* [Component data from apps and pages]
_ _ _
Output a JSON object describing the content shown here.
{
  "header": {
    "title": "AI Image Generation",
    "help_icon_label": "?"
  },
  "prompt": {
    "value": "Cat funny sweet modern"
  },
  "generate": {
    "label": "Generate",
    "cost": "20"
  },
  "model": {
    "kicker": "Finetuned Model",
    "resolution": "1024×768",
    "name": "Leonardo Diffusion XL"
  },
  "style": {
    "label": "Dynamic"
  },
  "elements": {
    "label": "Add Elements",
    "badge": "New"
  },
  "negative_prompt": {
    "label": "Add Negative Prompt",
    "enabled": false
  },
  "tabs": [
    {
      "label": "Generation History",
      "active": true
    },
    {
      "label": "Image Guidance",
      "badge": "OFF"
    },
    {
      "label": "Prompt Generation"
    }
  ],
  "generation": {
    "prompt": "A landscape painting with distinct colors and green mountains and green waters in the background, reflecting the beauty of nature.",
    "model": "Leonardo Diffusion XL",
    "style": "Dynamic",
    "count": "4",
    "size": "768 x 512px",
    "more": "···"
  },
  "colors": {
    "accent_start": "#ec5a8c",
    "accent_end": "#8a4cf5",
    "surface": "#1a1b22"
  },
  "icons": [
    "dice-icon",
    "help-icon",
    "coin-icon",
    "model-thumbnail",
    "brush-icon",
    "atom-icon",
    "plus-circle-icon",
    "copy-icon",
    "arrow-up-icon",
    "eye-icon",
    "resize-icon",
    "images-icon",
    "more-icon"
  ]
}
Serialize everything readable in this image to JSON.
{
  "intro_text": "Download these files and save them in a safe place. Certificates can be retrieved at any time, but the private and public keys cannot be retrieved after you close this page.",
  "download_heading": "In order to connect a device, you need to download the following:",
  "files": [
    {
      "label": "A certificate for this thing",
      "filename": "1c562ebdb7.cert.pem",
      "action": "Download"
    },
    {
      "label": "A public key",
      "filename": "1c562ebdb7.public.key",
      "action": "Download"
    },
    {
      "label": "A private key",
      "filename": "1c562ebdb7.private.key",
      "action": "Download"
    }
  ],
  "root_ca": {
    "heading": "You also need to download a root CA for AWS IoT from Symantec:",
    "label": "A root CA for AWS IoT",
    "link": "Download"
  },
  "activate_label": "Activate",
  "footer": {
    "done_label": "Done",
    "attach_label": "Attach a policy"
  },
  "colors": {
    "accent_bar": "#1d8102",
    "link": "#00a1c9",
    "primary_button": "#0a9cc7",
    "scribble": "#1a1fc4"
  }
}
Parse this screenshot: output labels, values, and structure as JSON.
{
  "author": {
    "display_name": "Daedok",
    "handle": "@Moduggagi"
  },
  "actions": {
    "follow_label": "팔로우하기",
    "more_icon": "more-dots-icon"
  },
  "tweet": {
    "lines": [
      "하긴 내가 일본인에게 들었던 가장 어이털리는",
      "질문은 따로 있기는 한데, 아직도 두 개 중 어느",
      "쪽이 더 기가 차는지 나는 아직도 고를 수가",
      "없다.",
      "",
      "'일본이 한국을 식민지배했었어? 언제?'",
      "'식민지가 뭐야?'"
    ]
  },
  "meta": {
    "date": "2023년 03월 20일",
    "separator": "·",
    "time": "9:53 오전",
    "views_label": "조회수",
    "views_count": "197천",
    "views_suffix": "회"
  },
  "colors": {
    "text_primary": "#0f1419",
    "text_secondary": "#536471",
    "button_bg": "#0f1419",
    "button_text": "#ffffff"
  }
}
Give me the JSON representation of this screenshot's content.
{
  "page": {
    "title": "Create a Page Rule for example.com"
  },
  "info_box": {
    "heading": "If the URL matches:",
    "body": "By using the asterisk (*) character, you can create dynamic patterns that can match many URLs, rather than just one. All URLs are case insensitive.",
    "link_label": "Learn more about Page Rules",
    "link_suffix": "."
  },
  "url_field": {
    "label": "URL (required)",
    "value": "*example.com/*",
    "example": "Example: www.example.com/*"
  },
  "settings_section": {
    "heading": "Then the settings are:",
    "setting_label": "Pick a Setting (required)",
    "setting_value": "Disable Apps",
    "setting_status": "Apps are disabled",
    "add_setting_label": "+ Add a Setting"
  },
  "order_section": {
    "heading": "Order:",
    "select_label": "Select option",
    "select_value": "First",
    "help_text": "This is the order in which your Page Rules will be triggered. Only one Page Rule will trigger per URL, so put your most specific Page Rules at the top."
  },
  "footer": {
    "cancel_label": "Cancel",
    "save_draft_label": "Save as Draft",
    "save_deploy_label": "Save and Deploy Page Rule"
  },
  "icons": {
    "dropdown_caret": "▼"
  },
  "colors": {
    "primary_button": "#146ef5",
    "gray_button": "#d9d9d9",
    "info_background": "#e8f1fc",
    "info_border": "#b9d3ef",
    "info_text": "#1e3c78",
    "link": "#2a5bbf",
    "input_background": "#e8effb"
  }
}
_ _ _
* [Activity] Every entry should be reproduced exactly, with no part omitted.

* [Reply to the exercise]
Output a JSON object describing the content shown here.
{
  "header": {
    "title": "AI Image Generation",
    "help_icon_label": "?"
  },
  "prompt": {
    "value": "Cat funny sweet modern"
  },
  "generate": {
    "label": "Generate",
    "cost": "20"
  },
  "model": {
    "kicker": "Finetuned Model",
    "resolution": "1024×768",
    "name": "Leonardo Diffusion XL"
  },
  "style": {
    "label": "Dynamic"
  },
  "elements": {
    "label": "Add Elements",
    "badge": "New"
  },
  "negative_prompt": {
    "label": "Add Negative Prompt",
    "enabled": false
  },
  "tabs": [
    {
      "label": "Generation History",
      "active": true
    },
    {
      "label": "Image Guidance",
      "badge": "OFF"
    },
    {
      "label": "Prompt Generation"
    }
  ],
  "generation": {
    "prompt": "A landscape painting with distinct colors and green mountains and green waters in the background, reflecting the beauty of nature.",
    "model": "Leonardo Diffusion XL",
    "style": "Dynamic",
    "count": "4",
    "size": "768 x 512px",
    "more": "···"
  },
  "colors": {
    "accent_start": "#ec5a8c",
    "accent_end": "#8a4cf5",
    "surface": "#1a1b22"
  },
  "icons": [
    "dice-icon",
    "help-icon",
    "coin-icon",
    "model-thumbnail",
    "brush-icon",
    "atom-icon",
    "plus-circle-icon",
    "copy-icon",
    "arrow-up-icon",
    "eye-icon",
    "resize-icon",
    "images-icon",
    "more-icon"
  ]
}
Serialize everything readable in this image to JSON.
{
  "intro_text": "Download these files and save them in a safe place. Certificates can be retrieved at any time, but the private and public keys cannot be retrieved after you close this page.",
  "download_heading": "In order to connect a device, you need to download the following:",
  "files": [
    {
      "label": "A certificate for this thing",
      "filename": "1c562ebdb7.cert.pem",
      "action": "Download"
    },
    {
      "label": "A public key",
      "filename": "1c562ebdb7.public.key",
      "action": "Download"
    },
    {
      "label": "A private key",
      "filename": "1c562ebdb7.private.key",
      "action": "Download"
    }
  ],
  "root_ca": {
    "heading": "You also need to download a root CA for AWS IoT from Symantec:",
    "label": "A root CA for AWS IoT",
    "link": "Download"
  },
  "activate_label": "Activate",
  "footer": {
    "done_label": "Done",
    "attach_label": "Attach a policy"
  },
  "colors": {
    "accent_bar": "#1d8102",
    "link": "#00a1c9",
    "primary_button": "#0a9cc7",
    "scribble": "#1a1fc4"
  }
}
Parse this screenshot: output labels, values, and structure as JSON.
{
  "author": {
    "display_name": "Daedok",
    "handle": "@Moduggagi"
  },
  "actions": {
    "follow_label": "팔로우하기",
    "more_icon": "more-dots-icon"
  },
  "tweet": {
    "lines": [
      "하긴 내가 일본인에게 들었던 가장 어이털리는",
      "질문은 따로 있기는 한데, 아직도 두 개 중 어느",
      "쪽이 더 기가 차는지 나는 아직도 고를 수가",
      "없다.",
      "",
      "'일본이 한국을 식민지배했었어? 언제?'",
      "'식민지가 뭐야?'"
    ]
  },
  "meta": {
    "date": "2023년 03월 20일",
    "separator": "·",
    "time": "9:53 오전",
    "views_label": "조회수",
    "views_count": "197천",
    "views_suffix": "회"
  },
  "colors": {
    "text_primary": "#0f1419",
    "text_secondary": "#536471",
    "button_bg": "#0f1419",
    "button_text": "#ffffff"
  }
}
Give me the JSON representation of this screenshot's content.
{
  "page": {
    "title": "Create a Page Rule for example.com"
  },
  "info_box": {
    "heading": "If the URL matches:",
    "body": "By using the asterisk (*) character, you can create dynamic patterns that can match many URLs, rather than just one. All URLs are case insensitive.",
    "link_label": "Learn more about Page Rules",
    "link_suffix": "."
  },
  "url_field": {
    "label": "URL (required)",
    "value": "*example.com/*",
    "example": "Example: www.example.com/*"
  },
  "settings_section": {
    "heading": "Then the settings are:",
    "setting_label": "Pick a Setting (required)",
    "setting_value": "Disable Apps",
    "setting_status": "Apps are disabled",
    "add_setting_label": "+ Add a Setting"
  },
  "order_section": {
    "heading": "Order:",
    "select_label": "Select option",
    "select_value": "First",
    "help_text": "This is the order in which your Page Rules will be triggered. Only one Page Rule will trigger per URL, so put your most specific Page Rules at the top."
  },
  "footer": {
    "cancel_label": "Cancel",
    "save_draft_label": "Save as Draft",
    "save_deploy_label": "Save and Deploy Page Rule"
  },
  "icons": {
    "dropdown_caret": "▼"
  },
  "colors": {
    "primary_button": "#146ef5",
    "gray_button": "#d9d9d9",
    "info_background": "#e8f1fc",
    "info_border": "#b9d3ef",
    "info_text": "#1e3c78",
    "link": "#2a5bbf",
    "input_background": "#e8effb"
  }
}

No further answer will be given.